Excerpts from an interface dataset
*****
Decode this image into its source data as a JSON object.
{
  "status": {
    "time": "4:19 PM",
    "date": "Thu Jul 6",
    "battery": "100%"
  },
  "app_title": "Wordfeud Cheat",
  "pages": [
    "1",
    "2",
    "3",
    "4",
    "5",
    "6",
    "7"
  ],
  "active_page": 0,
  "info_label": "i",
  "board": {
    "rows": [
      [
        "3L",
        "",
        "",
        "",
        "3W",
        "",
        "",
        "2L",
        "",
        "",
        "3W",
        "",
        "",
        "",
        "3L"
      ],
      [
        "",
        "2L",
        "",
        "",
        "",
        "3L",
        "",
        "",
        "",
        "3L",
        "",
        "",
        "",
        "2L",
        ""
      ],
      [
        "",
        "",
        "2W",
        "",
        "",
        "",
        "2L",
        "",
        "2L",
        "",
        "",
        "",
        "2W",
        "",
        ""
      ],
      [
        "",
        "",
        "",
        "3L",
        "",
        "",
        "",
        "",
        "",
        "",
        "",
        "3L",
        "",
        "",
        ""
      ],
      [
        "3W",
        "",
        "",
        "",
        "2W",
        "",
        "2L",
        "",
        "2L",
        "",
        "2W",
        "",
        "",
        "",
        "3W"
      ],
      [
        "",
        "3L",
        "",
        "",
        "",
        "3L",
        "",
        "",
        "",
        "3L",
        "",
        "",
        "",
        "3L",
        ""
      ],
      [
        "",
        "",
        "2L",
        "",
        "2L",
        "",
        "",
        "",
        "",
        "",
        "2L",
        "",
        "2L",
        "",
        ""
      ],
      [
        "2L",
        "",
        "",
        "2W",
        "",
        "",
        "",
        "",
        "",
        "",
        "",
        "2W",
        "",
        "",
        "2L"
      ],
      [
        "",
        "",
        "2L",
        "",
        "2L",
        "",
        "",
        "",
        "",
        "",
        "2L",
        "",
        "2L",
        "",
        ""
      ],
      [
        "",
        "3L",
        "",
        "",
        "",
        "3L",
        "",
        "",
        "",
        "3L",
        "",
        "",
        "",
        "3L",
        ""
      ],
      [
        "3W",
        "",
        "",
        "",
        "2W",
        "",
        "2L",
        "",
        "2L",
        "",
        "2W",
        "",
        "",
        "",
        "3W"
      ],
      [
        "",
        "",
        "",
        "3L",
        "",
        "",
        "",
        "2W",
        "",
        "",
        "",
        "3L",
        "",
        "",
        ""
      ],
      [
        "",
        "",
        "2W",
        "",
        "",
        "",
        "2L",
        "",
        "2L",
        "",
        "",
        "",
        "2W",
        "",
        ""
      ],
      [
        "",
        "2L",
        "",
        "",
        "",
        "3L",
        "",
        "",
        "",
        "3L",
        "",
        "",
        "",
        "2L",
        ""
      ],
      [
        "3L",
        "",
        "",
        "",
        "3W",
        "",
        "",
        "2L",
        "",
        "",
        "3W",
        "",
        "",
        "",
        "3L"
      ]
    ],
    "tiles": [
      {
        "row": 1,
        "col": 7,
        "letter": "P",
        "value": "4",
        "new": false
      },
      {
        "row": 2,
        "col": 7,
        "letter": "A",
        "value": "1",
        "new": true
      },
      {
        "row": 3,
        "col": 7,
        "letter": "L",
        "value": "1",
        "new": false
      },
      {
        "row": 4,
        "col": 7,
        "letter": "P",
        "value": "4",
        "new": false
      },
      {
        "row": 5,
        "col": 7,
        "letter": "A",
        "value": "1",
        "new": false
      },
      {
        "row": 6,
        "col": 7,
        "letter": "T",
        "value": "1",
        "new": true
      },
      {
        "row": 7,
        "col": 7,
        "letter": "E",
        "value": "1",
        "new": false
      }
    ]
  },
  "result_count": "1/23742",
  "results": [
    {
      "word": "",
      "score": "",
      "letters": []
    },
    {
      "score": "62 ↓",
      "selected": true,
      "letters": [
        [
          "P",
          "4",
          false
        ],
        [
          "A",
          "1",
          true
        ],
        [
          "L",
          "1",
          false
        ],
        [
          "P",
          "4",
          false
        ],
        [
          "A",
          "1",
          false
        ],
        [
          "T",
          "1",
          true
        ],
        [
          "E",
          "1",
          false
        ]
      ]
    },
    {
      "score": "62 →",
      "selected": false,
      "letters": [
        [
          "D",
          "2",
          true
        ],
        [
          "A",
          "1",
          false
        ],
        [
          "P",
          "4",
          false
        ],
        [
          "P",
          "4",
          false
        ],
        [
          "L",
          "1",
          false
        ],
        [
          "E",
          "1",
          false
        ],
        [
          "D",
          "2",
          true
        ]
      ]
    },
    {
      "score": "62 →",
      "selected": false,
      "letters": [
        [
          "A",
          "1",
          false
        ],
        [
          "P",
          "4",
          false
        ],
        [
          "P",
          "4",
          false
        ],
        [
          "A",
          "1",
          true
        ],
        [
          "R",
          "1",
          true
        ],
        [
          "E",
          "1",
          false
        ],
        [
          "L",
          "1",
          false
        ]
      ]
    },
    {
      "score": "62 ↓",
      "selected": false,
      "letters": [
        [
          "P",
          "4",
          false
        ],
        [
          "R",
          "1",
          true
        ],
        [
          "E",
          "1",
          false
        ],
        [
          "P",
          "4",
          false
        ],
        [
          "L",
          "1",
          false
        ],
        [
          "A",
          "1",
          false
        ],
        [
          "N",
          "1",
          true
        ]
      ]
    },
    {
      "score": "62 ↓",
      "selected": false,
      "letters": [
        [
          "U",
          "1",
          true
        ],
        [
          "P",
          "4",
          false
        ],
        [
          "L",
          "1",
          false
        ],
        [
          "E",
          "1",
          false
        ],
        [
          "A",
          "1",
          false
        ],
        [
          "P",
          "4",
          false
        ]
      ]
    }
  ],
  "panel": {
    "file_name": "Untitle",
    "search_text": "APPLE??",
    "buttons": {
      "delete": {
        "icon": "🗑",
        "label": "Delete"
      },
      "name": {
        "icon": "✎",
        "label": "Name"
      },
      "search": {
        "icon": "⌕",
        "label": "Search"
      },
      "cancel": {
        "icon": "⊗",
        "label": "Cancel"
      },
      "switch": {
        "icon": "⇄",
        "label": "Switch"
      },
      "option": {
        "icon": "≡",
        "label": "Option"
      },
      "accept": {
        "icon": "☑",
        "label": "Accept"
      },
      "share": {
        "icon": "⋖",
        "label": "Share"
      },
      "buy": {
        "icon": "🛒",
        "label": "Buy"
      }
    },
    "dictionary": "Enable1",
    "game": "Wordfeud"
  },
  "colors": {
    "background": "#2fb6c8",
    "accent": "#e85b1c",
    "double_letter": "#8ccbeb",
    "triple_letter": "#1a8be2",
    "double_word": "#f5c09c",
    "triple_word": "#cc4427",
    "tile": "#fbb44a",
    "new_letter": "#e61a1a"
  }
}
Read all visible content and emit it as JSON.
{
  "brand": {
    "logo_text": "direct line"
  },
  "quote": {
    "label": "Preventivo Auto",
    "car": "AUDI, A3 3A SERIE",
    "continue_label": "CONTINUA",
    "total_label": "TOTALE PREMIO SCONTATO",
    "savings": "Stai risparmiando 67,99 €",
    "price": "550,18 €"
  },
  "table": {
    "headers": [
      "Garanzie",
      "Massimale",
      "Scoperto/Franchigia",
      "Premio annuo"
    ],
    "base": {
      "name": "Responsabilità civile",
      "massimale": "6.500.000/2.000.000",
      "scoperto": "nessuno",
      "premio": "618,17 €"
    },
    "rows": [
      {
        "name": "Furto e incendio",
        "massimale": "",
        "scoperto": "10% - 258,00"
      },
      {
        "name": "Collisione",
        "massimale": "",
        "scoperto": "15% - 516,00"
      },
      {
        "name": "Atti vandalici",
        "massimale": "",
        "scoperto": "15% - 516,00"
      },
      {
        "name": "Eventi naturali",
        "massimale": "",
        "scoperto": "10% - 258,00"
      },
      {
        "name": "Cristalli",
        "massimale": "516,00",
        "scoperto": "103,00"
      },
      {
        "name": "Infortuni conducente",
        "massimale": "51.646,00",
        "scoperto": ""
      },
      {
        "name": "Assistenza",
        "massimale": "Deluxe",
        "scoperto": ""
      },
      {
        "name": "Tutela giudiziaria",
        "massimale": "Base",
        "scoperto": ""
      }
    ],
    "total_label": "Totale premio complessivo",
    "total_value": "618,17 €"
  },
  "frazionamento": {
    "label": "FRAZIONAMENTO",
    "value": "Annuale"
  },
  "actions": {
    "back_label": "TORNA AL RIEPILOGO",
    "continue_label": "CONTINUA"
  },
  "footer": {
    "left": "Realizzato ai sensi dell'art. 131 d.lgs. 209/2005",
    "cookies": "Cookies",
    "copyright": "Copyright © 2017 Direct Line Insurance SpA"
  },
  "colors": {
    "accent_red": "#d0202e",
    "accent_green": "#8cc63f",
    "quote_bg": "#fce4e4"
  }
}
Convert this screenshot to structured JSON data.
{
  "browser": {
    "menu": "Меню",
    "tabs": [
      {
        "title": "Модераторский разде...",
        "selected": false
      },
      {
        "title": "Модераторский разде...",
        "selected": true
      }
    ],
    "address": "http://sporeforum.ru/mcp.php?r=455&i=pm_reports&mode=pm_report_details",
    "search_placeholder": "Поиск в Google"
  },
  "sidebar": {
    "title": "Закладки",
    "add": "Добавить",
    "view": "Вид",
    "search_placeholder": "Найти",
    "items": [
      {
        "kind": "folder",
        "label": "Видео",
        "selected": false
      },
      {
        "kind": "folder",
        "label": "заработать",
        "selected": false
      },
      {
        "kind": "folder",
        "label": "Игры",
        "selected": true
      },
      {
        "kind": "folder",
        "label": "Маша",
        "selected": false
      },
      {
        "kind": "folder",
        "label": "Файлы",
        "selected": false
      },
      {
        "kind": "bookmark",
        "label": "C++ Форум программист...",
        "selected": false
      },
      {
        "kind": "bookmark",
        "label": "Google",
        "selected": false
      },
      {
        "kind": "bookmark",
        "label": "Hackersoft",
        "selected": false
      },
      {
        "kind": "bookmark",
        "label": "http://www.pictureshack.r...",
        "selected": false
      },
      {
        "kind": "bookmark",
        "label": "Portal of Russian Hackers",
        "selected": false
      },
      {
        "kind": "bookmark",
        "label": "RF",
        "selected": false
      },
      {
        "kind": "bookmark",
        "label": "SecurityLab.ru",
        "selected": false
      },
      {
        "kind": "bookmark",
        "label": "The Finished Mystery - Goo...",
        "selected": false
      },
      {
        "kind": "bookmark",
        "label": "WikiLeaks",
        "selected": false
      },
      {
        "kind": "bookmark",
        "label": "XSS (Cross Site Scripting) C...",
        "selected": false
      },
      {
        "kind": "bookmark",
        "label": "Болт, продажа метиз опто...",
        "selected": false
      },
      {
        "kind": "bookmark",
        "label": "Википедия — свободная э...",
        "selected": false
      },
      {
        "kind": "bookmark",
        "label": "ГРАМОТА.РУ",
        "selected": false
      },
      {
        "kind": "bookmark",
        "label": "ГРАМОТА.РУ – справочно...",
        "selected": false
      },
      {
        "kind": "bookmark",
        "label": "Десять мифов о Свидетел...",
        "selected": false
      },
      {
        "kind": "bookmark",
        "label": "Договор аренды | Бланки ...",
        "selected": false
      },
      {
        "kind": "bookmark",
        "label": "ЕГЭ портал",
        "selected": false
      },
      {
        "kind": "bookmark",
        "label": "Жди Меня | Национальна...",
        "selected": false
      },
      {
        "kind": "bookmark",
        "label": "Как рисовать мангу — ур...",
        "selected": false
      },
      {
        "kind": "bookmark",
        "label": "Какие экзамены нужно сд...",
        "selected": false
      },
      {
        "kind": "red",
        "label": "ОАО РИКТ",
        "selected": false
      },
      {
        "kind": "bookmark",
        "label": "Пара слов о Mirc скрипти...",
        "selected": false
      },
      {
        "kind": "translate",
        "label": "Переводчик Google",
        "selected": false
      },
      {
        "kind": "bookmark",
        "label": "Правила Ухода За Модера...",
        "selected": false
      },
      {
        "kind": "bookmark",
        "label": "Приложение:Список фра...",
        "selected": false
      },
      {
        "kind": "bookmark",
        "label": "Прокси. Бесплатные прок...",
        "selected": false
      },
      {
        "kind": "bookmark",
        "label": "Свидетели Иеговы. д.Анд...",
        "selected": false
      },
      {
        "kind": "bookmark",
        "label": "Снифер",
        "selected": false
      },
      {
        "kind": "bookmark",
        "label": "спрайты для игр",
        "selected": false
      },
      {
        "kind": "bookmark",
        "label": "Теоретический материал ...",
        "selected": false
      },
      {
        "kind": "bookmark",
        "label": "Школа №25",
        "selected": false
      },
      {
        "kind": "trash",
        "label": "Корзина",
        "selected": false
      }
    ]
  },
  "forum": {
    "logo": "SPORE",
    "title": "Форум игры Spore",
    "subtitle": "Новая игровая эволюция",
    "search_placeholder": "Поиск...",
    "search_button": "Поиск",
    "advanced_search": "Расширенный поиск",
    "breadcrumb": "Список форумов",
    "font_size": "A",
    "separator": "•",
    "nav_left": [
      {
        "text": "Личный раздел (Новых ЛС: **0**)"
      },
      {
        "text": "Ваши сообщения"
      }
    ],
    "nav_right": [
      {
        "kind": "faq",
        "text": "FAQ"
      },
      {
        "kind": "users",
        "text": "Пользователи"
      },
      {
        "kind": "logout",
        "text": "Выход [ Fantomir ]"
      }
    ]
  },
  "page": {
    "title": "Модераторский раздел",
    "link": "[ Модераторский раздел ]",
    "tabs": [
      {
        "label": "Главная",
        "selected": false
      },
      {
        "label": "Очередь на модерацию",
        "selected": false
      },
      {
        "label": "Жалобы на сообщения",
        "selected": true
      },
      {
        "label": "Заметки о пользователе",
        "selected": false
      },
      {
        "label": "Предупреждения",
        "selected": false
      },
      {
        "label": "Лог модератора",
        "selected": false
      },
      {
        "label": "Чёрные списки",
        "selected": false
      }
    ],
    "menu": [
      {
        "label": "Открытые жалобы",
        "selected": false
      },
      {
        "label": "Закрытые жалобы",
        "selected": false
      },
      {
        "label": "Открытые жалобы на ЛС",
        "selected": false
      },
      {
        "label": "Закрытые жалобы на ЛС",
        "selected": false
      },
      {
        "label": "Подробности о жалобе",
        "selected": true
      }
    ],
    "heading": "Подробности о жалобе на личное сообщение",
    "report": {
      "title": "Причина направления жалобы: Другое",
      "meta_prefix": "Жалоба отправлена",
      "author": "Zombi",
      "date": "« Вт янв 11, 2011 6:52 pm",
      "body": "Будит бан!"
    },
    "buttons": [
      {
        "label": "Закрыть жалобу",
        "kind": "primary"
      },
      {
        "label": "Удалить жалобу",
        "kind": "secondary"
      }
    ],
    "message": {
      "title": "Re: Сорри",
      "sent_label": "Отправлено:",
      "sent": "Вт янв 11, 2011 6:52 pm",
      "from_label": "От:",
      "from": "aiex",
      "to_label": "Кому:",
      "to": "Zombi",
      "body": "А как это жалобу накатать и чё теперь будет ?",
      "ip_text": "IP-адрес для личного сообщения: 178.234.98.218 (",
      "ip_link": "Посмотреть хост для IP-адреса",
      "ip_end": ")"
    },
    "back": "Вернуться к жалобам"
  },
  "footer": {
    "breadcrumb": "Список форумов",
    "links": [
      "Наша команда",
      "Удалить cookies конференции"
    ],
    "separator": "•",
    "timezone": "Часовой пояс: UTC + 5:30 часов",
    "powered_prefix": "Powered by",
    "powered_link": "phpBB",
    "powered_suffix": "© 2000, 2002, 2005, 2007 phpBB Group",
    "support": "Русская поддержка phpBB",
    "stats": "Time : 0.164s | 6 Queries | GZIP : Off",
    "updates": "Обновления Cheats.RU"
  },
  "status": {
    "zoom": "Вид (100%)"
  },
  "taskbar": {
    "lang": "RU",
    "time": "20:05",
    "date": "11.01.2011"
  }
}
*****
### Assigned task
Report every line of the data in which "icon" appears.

### Response
        "icon": "🗑",
        "icon": "✎",
        "icon": "⌕",
        "icon": "⊗",
        "icon": "⇄",
        "icon": "≡",
        "icon": "☑",
        "icon": "⋖",
        "icon": "🛒",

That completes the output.